FIGS. 3 to 5 show second to fourth embodiments of the present invention. The structure shown in FIG. 3 is essentially similar to that which is shown in FIG. 1 but differs in that the layer A′ does not include an oxygen scavenging agent and is such as to rely on the provision of the gas barrier layer C to prevent the intrusion of environmental oxygen into the container by way of a gas permeable closure member.
The third embodiment of the invention shown in FIG. 4 features an arrangement wherein the gas barrier layer C, which tends to be sensitive to humidity/moisture, is protectively isolated by being sandwiched between two foam layers A1″ and A2″. It will of course be understood that the thickness of the layers A1″ and A2″ is not limited to that depicted in the FIG. 4 and that this may be varied as deemed appropriate. Further, the second layer *A2″ can be impregnated with an oxygen scavenging agent if so desired such as shown in FIG. 5.

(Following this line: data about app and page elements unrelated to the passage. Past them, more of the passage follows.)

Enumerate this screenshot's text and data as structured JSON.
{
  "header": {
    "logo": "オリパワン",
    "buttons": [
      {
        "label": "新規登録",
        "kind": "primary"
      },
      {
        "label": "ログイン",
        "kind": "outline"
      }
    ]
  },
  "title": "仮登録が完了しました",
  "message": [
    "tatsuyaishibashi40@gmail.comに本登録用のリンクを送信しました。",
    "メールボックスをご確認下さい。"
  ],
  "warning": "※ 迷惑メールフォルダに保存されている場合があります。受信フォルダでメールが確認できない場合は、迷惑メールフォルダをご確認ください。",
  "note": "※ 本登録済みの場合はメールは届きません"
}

FIG. 6 diagrammatically depicts the manner in which coextrusion of the different layers which are shown in FIGS. 1 to 4 is carried out. As shown, each of the individual resins or agents are supplied from the plurality of sources schematically depicted by 201 to 207, to the individual extruders 210 to 213. The flow of molten polymer from each individual extruder is pumped via connection lines to the co-extrusion feedblock 208. In the feedblock 208, the flows of the individual materials are arranged into a multilayer structure of the nature depicted in any one of the arrangements illustrated in FIGS. 1, 3 to 5. The multilayer structure once formed enters an extrusion die 209 wherein it is squeezed and spread to form a multilayer plastic product in sheet form. The product is then cooled and wound into rolls. Slitting of the product in customer-specified widths can take place prior to winding or as a separate operation dependent on the process and product that is required. Depending on the client's requirements, rolls of the finished product can be transferred to the client's plant where the operation of punching the individual liners and their subsequent disposition in closures (caps) takes place.
Alternatively, the feedblock 208 can be eliminated if the extrusion die is arranged to handle multilayer flow (viz., is a multimanifold die), or a combination of the feedblock and a multimanifold die can be used to produce the required co-extruded structure.
Although the invention has been described in terms of only a limited number of embodiments and examples, the various changes and variations which can be made without departing from the scope of the invention, which is limited only the appended claims, will be readily appreciated by those skilled the art to which this invention pertains. For example, it is possible that the multilayer structure be formed using a laminating technique wherein the sheet materials are prepared and are assembled into the desired structure in a separate operation.
It is also possible that the gas barrier layer be omitted. That is to say, in the case that the closure is made of a material which exhibit low gas permeability, or is otherwise provided with some measure by which gas infiltration is prevented, or alternatively, the situation is does not require the provision of gas exclusion, for example, it is within the scope of the present invention to omit the gas barrier layer C.